The phrase “I was like a child in a sweet shop” is probably the best way to describe my recent visit to the Harwell Science and Innovation Campus. Set in the bucolic Oxfordshire countryside about 60 miles west of London, the site is home to several of the UK’s National Laboratories, which are run by the Science and Technology Facilities Council (STFC). Indeed, one of the best parts of my job is visiting places like Harwell and chatting with the brilliant people who work there.
As well as touring several labs, I also interviewed the particle physicist Dave Newbold, who is the STFC’s executive director, national laboratories science and technologies. You can listen to that wide-ranging interview in an upcoming episode of the Physics World Weekly podcast.
But first, I am going to devote a series of blog posts to the facilities I toured at Harwell. First up is the ISIS Neutron and Muon Source, where I was given a fascinating tour by Philip King, Alison Oliver and Russell Ewings.
King was quick to point out that ISIS is not only the first spallation source used for neutron science – it is the only spallation source that employs two targets. You may be wondering what a spallation source is – but let’s back up a bit and explore why beams of neutrons – and indeed muons – are used across a wide range of sciences.
The neutrons created at ISIS and other neutron-science facilities are slow moving and therefore have de Broglie wavelengths that are on par with the distances between adjacent atoms in liquids and solids. As a result, beams of these neutrons can be used in diffraction studies of the structure of materials. Unlike X-rays with comparable wavelengths, neutrons can travel much further into most materials so they are a more effective probe of bulk properties.
Neutrons can also collide with atoms in a sample and exchange energy, which means that they can probe the vibrational properties of matter. What is more, neutrons also interact magnetically with materials – so they can probe magnetic properties.
And what about muons, what are they good for? Muons are subatomic particles with magnetic spin. When they are implanted in a sample, the muons’ spins are affected by the local magnetic properties of the material. The muons then decay to a positron, which is emitted from the sample in a direction that is indicative of the spin of the muon. Therefore, by detecting the emitted positrons, information is gleaned about the magnetic properties of the sample.
At ISIS, neutrons and muons are created by firing pulses of 800 MeV protons at solid targets and the protons are created by a synchrotron accelerator at the heart of the facility.

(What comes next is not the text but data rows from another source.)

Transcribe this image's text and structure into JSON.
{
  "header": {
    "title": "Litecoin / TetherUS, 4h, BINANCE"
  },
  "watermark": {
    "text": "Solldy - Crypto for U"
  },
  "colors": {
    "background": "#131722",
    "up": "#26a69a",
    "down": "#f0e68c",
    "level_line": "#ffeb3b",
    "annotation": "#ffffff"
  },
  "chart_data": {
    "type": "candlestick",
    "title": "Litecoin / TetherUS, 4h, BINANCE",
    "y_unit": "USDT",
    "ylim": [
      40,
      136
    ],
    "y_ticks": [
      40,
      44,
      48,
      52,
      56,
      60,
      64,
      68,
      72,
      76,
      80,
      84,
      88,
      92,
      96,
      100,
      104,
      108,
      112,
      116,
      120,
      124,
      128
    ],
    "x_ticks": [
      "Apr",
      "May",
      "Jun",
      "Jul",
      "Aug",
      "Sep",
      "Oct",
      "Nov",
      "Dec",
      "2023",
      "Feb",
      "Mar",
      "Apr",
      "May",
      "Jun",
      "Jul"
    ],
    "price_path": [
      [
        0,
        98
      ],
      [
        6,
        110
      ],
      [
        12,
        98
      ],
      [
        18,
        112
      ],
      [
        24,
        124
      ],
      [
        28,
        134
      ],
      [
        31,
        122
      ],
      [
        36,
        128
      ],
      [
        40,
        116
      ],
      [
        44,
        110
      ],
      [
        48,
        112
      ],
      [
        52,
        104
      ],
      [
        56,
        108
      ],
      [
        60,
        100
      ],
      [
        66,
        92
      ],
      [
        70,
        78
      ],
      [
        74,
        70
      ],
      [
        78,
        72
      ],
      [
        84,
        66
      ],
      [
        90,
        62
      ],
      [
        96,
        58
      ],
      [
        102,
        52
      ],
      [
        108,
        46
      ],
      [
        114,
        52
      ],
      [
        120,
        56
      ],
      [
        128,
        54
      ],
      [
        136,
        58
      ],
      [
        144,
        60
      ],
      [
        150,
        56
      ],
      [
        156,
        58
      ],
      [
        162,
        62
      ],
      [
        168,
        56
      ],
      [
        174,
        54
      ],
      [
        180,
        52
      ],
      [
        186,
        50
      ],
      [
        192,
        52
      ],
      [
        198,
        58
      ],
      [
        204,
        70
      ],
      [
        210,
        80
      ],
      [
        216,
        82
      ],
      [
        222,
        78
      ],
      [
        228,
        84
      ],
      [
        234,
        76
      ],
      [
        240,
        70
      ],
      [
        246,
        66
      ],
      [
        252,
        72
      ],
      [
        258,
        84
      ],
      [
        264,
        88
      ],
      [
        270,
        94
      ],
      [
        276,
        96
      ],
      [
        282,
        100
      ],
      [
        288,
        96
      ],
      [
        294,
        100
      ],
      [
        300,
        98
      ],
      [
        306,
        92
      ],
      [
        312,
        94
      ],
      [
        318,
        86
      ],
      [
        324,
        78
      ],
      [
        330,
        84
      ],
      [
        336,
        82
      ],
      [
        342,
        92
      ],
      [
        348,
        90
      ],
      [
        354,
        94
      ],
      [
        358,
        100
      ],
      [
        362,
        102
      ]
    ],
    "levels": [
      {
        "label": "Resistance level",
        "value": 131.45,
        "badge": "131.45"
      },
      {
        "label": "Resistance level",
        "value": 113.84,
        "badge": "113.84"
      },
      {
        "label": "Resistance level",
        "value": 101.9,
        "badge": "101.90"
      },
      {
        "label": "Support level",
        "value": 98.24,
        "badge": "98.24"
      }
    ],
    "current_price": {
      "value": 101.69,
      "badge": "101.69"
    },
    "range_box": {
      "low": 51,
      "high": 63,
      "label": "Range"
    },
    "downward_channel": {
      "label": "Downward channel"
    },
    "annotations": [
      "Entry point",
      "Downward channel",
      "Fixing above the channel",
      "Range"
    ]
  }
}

According to the SFTC, about 1200 experiments per year are done at ISIS. These involve about 3000 researchers from the UK and around the world, and result in about 600 publications per year.
Neutron science facilities like ISIS have a special place in my heart because a lifetime ago when I was an undergraduate physics student, I spent a glorious summer at Chalk River Laboratories – which in 1988 was run by Atomic Energy of Canada (AECL). Located on the shore of the Ottawa River, and on the edge of the Canadian wilderness, Chalk River was home to the AECL’s Neutron and Solid State Physics Branch. The branch has included some of the world’s most eminent neutron scientists – something that I admit I was oblivious to when I first arrived.
I don’t think that I accomplished much scientifically that summer. However, I was lucky because my supervisor back at the University of Guelph – the neutron-scattering pioneer Peter Egelstaff – allowed me to help out with some of the other research being done at Chalk River’s Nuclear Reactor Universal (NRU) neutron source.
Some of my many fondest memories include rotating a large industrial component in a neutron beam to look for defects, and learning how neutrons are used to study biological membranes. As I discovered at Harwell, both of these things – and much more – are done at ISIS today.
But one of the best parts of being at Chalk River was the group tea/coffee breaks, for which attendance was compulsory. That summer, the hot topic of discussion at these breaks was the relative merits of spallation neutron sources compared to reactor sources like NRU. I can remember having the spallation process carefully explained to us students – and it sticks in my mind to this day that the term is derived from the word “spall”, which means to chip away at something.
During my visit to Harwell, I learned that just a few years before my summer stint at Chalk River, ISIS had opened as the world’s first spallation source for neutron science. I’m guessing that by 1988, the first scientific papers from ISIS were being published, piquing the interest of the global neutron community. So, 35 years and a visit to ISIS later, I now know why spallation was such a hot topic that summer on the banks of the Ottawa River.